- Assignment -
Show all lines of the listing that hold the word "true".

- The input -

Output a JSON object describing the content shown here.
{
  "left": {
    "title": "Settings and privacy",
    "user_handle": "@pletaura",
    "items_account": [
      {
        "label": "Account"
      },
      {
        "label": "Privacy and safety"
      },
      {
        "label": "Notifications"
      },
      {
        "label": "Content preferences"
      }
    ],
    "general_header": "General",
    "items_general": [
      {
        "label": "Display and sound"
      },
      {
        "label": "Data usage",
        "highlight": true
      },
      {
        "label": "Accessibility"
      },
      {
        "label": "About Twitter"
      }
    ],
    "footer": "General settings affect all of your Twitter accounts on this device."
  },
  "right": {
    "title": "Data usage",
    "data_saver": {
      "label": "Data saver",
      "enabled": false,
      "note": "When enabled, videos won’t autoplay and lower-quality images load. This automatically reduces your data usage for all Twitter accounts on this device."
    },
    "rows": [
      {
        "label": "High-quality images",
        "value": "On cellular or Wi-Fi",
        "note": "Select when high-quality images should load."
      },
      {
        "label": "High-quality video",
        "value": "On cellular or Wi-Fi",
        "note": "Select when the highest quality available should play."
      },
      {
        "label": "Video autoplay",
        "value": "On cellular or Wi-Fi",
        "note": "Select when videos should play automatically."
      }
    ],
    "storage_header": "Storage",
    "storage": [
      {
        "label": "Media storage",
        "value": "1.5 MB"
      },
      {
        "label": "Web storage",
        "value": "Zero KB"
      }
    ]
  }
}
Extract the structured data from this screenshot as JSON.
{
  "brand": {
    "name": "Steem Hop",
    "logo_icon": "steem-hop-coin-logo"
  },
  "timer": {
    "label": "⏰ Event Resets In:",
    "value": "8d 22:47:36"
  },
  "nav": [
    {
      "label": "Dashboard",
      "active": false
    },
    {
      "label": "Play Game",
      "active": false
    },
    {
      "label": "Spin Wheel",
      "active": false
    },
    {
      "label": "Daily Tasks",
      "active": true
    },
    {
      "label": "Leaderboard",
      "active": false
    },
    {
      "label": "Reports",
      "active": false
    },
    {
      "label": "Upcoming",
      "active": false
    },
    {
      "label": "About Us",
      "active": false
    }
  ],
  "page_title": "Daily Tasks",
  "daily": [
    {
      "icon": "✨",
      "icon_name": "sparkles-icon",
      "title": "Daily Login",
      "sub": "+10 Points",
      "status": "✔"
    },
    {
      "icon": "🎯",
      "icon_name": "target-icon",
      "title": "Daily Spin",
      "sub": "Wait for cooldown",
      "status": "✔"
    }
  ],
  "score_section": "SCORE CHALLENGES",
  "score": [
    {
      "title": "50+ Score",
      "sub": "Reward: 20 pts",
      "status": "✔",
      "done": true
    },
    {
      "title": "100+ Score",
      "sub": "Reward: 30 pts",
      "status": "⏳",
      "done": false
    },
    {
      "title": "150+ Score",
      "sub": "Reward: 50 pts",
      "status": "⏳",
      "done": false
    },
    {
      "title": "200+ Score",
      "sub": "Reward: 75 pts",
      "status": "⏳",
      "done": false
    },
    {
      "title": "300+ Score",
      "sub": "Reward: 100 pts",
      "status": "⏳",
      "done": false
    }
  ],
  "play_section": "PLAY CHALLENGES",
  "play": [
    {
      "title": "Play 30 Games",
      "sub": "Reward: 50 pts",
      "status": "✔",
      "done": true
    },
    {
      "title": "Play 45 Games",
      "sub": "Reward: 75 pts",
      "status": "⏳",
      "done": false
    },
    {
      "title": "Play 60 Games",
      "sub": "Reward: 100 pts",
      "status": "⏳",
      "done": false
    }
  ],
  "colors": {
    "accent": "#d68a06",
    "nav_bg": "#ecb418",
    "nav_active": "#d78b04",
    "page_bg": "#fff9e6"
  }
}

- Your solution -
        "highlight": true
      "active": true
      "done": true
      "done": true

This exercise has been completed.